> INSTRUCTIONS FOR THE TASK: Repeat every record below exactly as it appears.

> MATERIAL PROVIDED:
--- START ---

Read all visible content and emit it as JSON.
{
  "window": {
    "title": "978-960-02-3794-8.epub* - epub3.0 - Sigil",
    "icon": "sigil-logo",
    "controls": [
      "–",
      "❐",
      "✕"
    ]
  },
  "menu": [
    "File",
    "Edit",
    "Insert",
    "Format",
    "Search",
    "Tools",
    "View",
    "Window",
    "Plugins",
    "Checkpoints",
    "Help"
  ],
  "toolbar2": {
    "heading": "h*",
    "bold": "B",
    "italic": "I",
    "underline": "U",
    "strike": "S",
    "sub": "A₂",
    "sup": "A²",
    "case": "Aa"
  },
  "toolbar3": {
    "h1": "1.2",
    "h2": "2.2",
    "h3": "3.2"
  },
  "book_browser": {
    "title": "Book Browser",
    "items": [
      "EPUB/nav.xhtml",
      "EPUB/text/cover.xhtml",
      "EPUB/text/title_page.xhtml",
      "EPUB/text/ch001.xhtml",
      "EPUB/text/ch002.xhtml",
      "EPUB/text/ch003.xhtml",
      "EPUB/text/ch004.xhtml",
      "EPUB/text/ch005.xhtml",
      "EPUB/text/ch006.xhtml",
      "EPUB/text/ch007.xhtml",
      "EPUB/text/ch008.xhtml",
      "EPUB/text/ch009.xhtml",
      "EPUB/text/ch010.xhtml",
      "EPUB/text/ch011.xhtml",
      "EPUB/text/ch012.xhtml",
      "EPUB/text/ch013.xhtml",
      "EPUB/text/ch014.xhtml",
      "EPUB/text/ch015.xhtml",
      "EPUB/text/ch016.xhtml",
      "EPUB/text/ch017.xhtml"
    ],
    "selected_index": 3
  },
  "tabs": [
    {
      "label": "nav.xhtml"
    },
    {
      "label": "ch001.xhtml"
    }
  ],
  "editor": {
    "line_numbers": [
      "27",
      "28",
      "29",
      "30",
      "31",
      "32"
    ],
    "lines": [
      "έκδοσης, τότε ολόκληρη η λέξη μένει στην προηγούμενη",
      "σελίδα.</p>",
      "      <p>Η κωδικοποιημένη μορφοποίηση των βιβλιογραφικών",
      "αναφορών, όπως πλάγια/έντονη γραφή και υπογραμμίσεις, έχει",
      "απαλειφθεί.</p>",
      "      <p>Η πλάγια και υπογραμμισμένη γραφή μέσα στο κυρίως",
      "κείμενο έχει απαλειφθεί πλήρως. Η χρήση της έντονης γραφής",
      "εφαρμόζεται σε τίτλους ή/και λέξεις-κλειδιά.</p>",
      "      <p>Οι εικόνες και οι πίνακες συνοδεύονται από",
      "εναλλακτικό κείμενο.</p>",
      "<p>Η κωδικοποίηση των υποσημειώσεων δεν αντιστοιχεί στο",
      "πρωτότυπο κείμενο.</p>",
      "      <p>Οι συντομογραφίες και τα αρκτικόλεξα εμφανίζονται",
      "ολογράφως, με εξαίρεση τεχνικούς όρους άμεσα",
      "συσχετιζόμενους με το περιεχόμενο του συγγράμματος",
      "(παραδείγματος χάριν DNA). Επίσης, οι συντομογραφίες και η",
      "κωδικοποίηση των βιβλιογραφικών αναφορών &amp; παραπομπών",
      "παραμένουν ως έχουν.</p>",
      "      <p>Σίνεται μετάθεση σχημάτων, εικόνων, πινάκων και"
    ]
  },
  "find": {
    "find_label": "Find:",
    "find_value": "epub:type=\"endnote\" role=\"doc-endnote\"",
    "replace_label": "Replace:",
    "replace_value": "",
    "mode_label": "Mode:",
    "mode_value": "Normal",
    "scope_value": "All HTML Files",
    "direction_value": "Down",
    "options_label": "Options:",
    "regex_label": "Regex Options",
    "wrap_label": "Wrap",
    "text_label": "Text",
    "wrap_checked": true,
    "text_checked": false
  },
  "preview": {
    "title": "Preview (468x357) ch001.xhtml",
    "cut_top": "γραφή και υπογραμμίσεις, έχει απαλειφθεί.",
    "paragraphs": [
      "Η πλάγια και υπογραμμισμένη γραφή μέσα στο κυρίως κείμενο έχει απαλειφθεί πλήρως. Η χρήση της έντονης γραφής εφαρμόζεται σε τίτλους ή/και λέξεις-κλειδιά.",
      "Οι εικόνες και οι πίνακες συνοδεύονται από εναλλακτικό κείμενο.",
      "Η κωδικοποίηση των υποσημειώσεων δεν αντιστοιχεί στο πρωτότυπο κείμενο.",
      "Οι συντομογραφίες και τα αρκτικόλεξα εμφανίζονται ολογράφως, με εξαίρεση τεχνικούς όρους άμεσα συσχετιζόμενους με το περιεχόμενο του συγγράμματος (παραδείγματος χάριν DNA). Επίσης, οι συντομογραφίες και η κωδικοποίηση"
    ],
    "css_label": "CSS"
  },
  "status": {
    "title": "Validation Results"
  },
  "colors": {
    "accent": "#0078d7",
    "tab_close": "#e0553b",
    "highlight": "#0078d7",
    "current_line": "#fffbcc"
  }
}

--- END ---

> RESPONSE TO THE EXERCISE:
Read all visible content and emit it as JSON.
{
  "window": {
    "title": "978-960-02-3794-8.epub* - epub3.0 - Sigil",
    "icon": "sigil-logo",
    "controls": [
      "–",
      "❐",
      "✕"
    ]
  },
  "menu": [
    "File",
    "Edit",
    "Insert",
    "Format",
    "Search",
    "Tools",
    "View",
    "Window",
    "Plugins",
    "Checkpoints",
    "Help"
  ],
  "toolbar2": {
    "heading": "h*",
    "bold": "B",
    "italic": "I",
    "underline": "U",
    "strike": "S",
    "sub": "A₂",
    "sup": "A²",
    "case": "Aa"
  },
  "toolbar3": {
    "h1": "1.2",
    "h2": "2.2",
    "h3": "3.2"
  },
  "book_browser": {
    "title": "Book Browser",
    "items": [
      "EPUB/nav.xhtml",
      "EPUB/text/cover.xhtml",
      "EPUB/text/title_page.xhtml",
      "EPUB/text/ch001.xhtml",
      "EPUB/text/ch002.xhtml",
      "EPUB/text/ch003.xhtml",
      "EPUB/text/ch004.xhtml",
      "EPUB/text/ch005.xhtml",
      "EPUB/text/ch006.xhtml",
      "EPUB/text/ch007.xhtml",
      "EPUB/text/ch008.xhtml",
      "EPUB/text/ch009.xhtml",
      "EPUB/text/ch010.xhtml",
      "EPUB/text/ch011.xhtml",
      "EPUB/text/ch012.xhtml",
      "EPUB/text/ch013.xhtml",
      "EPUB/text/ch014.xhtml",
      "EPUB/text/ch015.xhtml",
      "EPUB/text/ch016.xhtml",
      "EPUB/text/ch017.xhtml"
    ],
    "selected_index": 3
  },
  "tabs": [
    {
      "label": "nav.xhtml"
    },
    {
      "label": "ch001.xhtml"
    }
  ],
  "editor": {
    "line_numbers": [
      "27",
      "28",
      "29",
      "30",
      "31",
      "32"
    ],
    "lines": [
      "έκδοσης, τότε ολόκληρη η λέξη μένει στην προηγούμενη",
      "σελίδα.</p>",
      "      <p>Η κωδικοποιημένη μορφοποίηση των βιβλιογραφικών",
      "αναφορών, όπως πλάγια/έντονη γραφή και υπογραμμίσεις, έχει",
      "απαλειφθεί.</p>",
      "      <p>Η πλάγια και υπογραμμισμένη γραφή μέσα στο κυρίως",
      "κείμενο έχει απαλειφθεί πλήρως. Η χρήση της έντονης γραφής",
      "εφαρμόζεται σε τίτλους ή/και λέξεις-κλειδιά.</p>",
      "      <p>Οι εικόνες και οι πίνακες συνοδεύονται από",
      "εναλλακτικό κείμενο.</p>",
      "<p>Η κωδικοποίηση των υποσημειώσεων δεν αντιστοιχεί στο",
      "πρωτότυπο κείμενο.</p>",
      "      <p>Οι συντομογραφίες και τα αρκτικόλεξα εμφανίζονται",
      "ολογράφως, με εξαίρεση τεχνικούς όρους άμεσα",
      "συσχετιζόμενους με το περιεχόμενο του συγγράμματος",
      "(παραδείγματος χάριν DNA). Επίσης, οι συντομογραφίες και η",
      "κωδικοποίηση των βιβλιογραφικών αναφορών &amp; παραπομπών",
      "παραμένουν ως έχουν.</p>",
      "      <p>Σίνεται μετάθεση σχημάτων, εικόνων, πινάκων και"
    ]
  },
  "find": {
    "find_label": "Find:",
    "find_value": "epub:type=\"endnote\" role=\"doc-endnote\"",
    "replace_label": "Replace:",
    "replace_value": "",
    "mode_label": "Mode:",
    "mode_value": "Normal",
    "scope_value": "All HTML Files",
    "direction_value": "Down",
    "options_label": "Options:",
    "regex_label": "Regex Options",
    "wrap_label": "Wrap",
    "text_label": "Text",
    "wrap_checked": true,
    "text_checked": false
  },
  "preview": {
    "title": "Preview (468x357) ch001.xhtml",
    "cut_top": "γραφή και υπογραμμίσεις, έχει απαλειφθεί.",
    "paragraphs": [
      "Η πλάγια και υπογραμμισμένη γραφή μέσα στο κυρίως κείμενο έχει απαλειφθεί πλήρως. Η χρήση της έντονης γραφής εφαρμόζεται σε τίτλους ή/και λέξεις-κλειδιά.",
      "Οι εικόνες και οι πίνακες συνοδεύονται από εναλλακτικό κείμενο.",
      "Η κωδικοποίηση των υποσημειώσεων δεν αντιστοιχεί στο πρωτότυπο κείμενο.",
      "Οι συντομογραφίες και τα αρκτικόλεξα εμφανίζονται ολογράφως, με εξαίρεση τεχνικούς όρους άμεσα συσχετιζόμενους με το περιεχόμενο του συγγράμματος (παραδείγματος χάριν DNA). Επίσης, οι συντομογραφίες και η κωδικοποίηση"
    ],
    "css_label": "CSS"
  },
  "status": {
    "title": "Validation Results"
  },
  "colors": {
    "accent": "#0078d7",
    "tab_close": "#e0553b",
    "highlight": "#0078d7",
    "current_line": "#fffbcc"
  }
}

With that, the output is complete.